# [SUPPLIED RECORDS]
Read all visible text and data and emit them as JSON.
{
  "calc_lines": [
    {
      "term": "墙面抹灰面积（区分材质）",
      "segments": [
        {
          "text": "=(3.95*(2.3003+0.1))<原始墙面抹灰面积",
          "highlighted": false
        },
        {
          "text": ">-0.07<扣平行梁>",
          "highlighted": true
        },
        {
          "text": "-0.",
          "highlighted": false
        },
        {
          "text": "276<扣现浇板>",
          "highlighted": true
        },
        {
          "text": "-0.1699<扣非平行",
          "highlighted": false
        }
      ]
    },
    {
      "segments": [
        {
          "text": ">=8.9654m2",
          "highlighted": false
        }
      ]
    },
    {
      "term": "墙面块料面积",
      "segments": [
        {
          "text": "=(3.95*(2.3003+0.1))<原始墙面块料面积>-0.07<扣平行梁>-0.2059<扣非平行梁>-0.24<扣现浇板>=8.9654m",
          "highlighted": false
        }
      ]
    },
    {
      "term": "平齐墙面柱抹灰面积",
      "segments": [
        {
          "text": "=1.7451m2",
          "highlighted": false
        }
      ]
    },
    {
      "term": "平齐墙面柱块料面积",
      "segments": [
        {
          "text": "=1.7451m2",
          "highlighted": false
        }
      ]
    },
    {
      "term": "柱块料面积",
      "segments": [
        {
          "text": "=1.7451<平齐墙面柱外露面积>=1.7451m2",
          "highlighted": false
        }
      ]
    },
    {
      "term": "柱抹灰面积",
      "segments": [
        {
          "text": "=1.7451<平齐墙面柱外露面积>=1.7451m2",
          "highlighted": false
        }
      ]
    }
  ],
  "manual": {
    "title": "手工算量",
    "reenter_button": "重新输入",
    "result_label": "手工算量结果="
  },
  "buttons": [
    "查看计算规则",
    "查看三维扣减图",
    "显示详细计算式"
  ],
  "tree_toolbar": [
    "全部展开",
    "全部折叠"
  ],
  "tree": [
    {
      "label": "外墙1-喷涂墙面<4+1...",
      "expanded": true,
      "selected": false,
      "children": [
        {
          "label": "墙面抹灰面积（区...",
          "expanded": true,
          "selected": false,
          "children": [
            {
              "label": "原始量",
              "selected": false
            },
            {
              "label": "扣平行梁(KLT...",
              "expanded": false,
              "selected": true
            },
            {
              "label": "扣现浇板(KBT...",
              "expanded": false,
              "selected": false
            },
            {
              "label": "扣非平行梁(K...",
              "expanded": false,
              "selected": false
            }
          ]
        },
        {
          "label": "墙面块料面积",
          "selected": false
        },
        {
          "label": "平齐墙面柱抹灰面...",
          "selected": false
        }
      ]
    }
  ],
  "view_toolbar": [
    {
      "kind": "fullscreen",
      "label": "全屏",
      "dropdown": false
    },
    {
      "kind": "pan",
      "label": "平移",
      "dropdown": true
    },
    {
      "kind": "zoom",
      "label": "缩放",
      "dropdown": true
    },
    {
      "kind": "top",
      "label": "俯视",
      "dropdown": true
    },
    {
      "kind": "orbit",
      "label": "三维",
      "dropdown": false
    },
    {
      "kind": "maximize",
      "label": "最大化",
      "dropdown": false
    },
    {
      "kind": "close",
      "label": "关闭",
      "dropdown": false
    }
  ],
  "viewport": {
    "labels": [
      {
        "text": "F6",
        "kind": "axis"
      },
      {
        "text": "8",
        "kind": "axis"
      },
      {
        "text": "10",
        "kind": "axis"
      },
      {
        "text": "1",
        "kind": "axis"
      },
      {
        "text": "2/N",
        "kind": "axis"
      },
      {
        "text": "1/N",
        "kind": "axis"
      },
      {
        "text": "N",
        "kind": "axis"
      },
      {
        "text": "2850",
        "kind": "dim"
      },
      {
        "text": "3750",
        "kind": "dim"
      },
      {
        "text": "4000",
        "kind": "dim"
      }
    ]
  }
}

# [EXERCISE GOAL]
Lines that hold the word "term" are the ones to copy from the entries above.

# [SOLUTION TO THIS TASK]
      "term": "墙面抹灰面积（区分材质）",
      "term": "墙面块料面积",
      "term": "平齐墙面柱抹灰面积",
      "term": "平齐墙面柱块料面积",
      "term": "柱块料面积",
      "term": "柱抹灰面积",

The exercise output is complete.